**Records contained in a dataset:**
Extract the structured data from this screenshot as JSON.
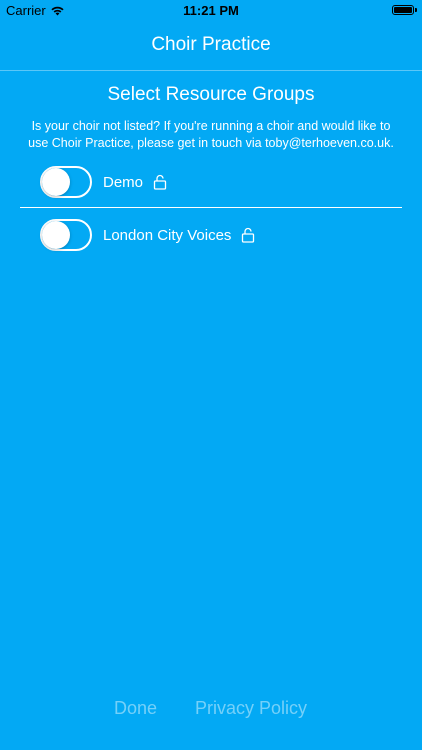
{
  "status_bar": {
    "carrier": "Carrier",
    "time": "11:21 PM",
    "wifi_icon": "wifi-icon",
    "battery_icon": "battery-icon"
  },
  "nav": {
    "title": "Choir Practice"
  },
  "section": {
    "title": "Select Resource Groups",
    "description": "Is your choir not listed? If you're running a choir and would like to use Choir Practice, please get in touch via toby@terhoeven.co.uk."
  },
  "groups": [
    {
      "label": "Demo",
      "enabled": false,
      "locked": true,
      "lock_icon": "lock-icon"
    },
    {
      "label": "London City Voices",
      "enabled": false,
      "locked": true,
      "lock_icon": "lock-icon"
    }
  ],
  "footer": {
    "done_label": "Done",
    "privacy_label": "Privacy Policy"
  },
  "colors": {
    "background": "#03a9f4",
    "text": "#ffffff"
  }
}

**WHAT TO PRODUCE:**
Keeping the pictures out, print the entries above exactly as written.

**EXERCISE OUTPUT:**
Extract the structured data from this screenshot as JSON.
{
  "status_bar": {
    "carrier": "Carrier",
    "time": "11:21 PM",
    "wifi_icon": "wifi-icon",
    "battery_icon": "battery-icon"
  },
  "nav": {
    "title": "Choir Practice"
  },
  "section": {
    "title": "Select Resource Groups",
    "description": "Is your choir not listed? If you're running a choir and would like to use Choir Practice, please get in touch via toby@terhoeven.co.uk."
  },
  "groups": [
    {
      "label": "Demo",
      "enabled": false,
      "locked": true,
      "lock_icon": "lock-icon"
    },
    {
      "label": "London City Voices",
      "enabled": false,
      "locked": true,
      "lock_icon": "lock-icon"
    }
  ],
  "footer": {
    "done_label": "Done",
    "privacy_label": "Privacy Policy"
  },
  "colors": {
    "background": "#03a9f4",
    "text": "#ffffff"
  }
}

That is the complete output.